The bow was a popular weapon of choice for Anglo-Saxons, Picts and Vikings. Archers were stationed on rooftops or the walls of cities and fortresses throughout England and Norway. The Order of the Ancients member Avgos Spearhand, also known by his moniker of "The Arrow", was quite skilled with the bow.[3]

High Middle Ages[]

AC1 Saracen Archer

A Saracen archer in Jerusalem

Archers were stationed on the rooftops of every city, and on top of large wooden watch towers in the Kingdom. They usually guarded important areas or people, and strictly enforced the city's laws against civilians being up on the rooftops. The Templar Talal was also particularly skilled in archery, and had his own contingent of archers as his personal guard.[4]

Templar archers were not as hostile as those in Acre, Jerusalem or Damascus, and would usually only provoke a fight if the Assassin had already been exposed, and was being pursued.[5]


Romagna Holiday 8

Borgia archers in the Apennine Mountains

Archers took advantage of two varieties of ammunition within the Renaissance: ordinary arrows, and fire-tipped ones. Though the former was widely used, the latter was only notably used in three instances: attacking the horse-drawn carriage of Ezio Auditore da Firenze and Leonardo da Vinci in the Apennine Mountains, shooting down the Flying Machine both as Ezio infiltrated the Palazzo Ducale,[6] and during the Battle for Forlì.[7] Aside from attacking passing Assassins, archers also hunted down pickpockets or, Borgia messengers, should they cross their patrol.[6] This would oddly still apply to Borgia allied Archers, such as those in Rome before the liberation of said city

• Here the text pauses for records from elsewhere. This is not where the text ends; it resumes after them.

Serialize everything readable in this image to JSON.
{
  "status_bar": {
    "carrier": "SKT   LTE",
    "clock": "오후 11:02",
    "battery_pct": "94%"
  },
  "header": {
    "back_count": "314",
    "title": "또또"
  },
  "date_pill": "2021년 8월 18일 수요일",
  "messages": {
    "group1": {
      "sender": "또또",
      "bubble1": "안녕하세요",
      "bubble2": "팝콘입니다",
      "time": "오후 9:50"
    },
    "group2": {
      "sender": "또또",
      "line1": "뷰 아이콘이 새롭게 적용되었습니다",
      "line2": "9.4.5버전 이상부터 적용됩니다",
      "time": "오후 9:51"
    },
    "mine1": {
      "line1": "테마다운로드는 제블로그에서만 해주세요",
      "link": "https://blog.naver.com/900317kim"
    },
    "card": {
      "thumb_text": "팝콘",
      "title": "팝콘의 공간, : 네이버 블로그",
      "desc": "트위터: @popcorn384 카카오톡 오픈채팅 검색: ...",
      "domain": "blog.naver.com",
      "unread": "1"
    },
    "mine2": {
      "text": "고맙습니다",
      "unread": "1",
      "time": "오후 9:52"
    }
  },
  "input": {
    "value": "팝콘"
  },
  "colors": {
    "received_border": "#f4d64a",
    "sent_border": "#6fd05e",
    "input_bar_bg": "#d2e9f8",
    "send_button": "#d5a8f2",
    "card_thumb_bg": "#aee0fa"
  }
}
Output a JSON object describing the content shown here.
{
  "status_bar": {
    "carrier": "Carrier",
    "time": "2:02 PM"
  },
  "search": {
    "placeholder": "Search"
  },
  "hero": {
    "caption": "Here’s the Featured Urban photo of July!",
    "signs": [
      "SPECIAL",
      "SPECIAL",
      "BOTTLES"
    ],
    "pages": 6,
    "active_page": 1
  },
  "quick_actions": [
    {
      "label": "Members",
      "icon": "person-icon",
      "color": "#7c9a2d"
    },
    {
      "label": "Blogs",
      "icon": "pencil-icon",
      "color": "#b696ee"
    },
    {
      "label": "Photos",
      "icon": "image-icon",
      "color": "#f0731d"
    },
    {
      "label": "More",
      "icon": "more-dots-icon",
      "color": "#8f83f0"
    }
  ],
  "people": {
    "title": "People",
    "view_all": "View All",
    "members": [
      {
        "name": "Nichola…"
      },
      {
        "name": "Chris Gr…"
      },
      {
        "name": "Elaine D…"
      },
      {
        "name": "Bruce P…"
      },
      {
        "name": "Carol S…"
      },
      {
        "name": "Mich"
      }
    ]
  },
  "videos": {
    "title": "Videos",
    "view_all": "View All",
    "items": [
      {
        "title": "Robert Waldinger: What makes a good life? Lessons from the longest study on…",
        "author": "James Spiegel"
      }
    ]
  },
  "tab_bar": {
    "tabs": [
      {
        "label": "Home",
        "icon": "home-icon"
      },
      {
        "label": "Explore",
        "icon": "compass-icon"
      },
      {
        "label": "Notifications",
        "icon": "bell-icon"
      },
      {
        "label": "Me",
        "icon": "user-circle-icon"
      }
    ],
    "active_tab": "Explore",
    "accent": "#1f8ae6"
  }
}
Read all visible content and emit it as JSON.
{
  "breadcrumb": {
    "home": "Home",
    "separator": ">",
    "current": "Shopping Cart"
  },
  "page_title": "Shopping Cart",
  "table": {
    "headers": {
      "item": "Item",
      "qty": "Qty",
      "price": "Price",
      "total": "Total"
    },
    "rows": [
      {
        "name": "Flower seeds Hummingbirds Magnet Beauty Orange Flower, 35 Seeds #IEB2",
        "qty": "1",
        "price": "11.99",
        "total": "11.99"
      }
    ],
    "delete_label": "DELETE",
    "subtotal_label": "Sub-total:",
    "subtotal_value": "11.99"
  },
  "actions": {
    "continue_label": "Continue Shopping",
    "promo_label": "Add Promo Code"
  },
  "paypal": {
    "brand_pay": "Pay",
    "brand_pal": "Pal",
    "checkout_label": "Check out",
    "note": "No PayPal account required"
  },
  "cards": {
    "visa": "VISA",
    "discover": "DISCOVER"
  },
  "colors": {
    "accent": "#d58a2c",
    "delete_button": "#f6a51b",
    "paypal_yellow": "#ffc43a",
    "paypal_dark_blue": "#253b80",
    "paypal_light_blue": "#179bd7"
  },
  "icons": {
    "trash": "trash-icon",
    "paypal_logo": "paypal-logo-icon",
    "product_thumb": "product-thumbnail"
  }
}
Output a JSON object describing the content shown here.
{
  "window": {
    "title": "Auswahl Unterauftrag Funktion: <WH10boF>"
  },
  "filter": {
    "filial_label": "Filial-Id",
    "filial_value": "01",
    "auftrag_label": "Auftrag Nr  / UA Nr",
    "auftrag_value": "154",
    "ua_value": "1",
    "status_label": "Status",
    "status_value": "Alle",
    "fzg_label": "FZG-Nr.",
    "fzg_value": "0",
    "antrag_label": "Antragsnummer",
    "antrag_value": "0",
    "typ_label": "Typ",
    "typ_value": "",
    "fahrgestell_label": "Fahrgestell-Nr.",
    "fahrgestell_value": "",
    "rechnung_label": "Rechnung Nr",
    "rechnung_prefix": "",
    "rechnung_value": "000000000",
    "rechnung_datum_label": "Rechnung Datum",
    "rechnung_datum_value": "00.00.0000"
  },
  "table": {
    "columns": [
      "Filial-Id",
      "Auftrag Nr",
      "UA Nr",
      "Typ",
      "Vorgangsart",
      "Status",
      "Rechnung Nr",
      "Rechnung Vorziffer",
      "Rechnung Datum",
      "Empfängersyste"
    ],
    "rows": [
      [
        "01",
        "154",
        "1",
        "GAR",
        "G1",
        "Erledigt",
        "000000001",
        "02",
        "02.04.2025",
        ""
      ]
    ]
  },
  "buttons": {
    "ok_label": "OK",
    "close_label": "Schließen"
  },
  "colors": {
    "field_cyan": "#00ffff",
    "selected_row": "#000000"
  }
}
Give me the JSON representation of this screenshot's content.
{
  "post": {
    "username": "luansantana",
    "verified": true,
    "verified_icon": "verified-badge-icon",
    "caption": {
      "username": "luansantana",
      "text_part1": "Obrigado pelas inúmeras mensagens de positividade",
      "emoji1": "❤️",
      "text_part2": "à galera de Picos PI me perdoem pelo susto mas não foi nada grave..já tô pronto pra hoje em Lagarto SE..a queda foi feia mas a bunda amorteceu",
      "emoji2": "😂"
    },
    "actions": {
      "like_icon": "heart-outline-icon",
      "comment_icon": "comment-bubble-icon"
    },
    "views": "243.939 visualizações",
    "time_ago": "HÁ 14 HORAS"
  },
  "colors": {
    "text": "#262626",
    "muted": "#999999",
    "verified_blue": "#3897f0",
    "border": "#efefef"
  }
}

In Rome, crossbowmen and arquebusiers, each with superior weaponry, largely replaced and took on the role of archers. However, unlike archers, they did not possess a close combat weapon alongside their crossbows or firearms. Instead, they would use their weapon to parry blows, or keep their distance to continue firing. Archers could only be found guarding the Borgia War Machines; attacking the stolen Machine Gun from rooftops, the Naval Cannon from aboard ships, and the Bomber from archer towers.[8]

Upon building his own guild of Assassins, Ezio trained each of his apprentices in archery. Upon his signal, a group of them could fire a flurry of arrows at an indicated target, and this action was often referred to as an "Arrow Storm."[8]


  • In Assassin's Creed, archers of Acre were the only guards that wore hoods. Additionally, Saracen archers are portrayed using the same longbows as the Crusaders use. Historically, Muslim armies used the composite bow, as it was the preferred bow of choice for fighting in the desert both on foot and on horseback. While the longbow is also a plausible choice of weapon for the Crusader archers, most armies on crusade would have been equipped with crossbows, as they were favored throughout Medieval Europe for their simplicity. [citation needed]
  • In Assassin's Creed II, two variations of archers could be found in assassination missions, Elite archers and Captain archers, each with trademark headgear and fighting capabilities. Captain archers were also seen in the memories "Honorable Thief" and "Everything Must Go", although the archers in the latter memory were actually thieves wearing the customary head wraps. Additionally, the garrisons of Florence, Forli and Rome also have archers in their armies. Historically, in Renaissance Italy, only the Venetians were able to train infantry archers, due to their trade networks with the Eastern Mediterranean and the Islamic World. The other Italian city-states used crossbowmen in their armies, the finest of which came from Genoa. [citation needed]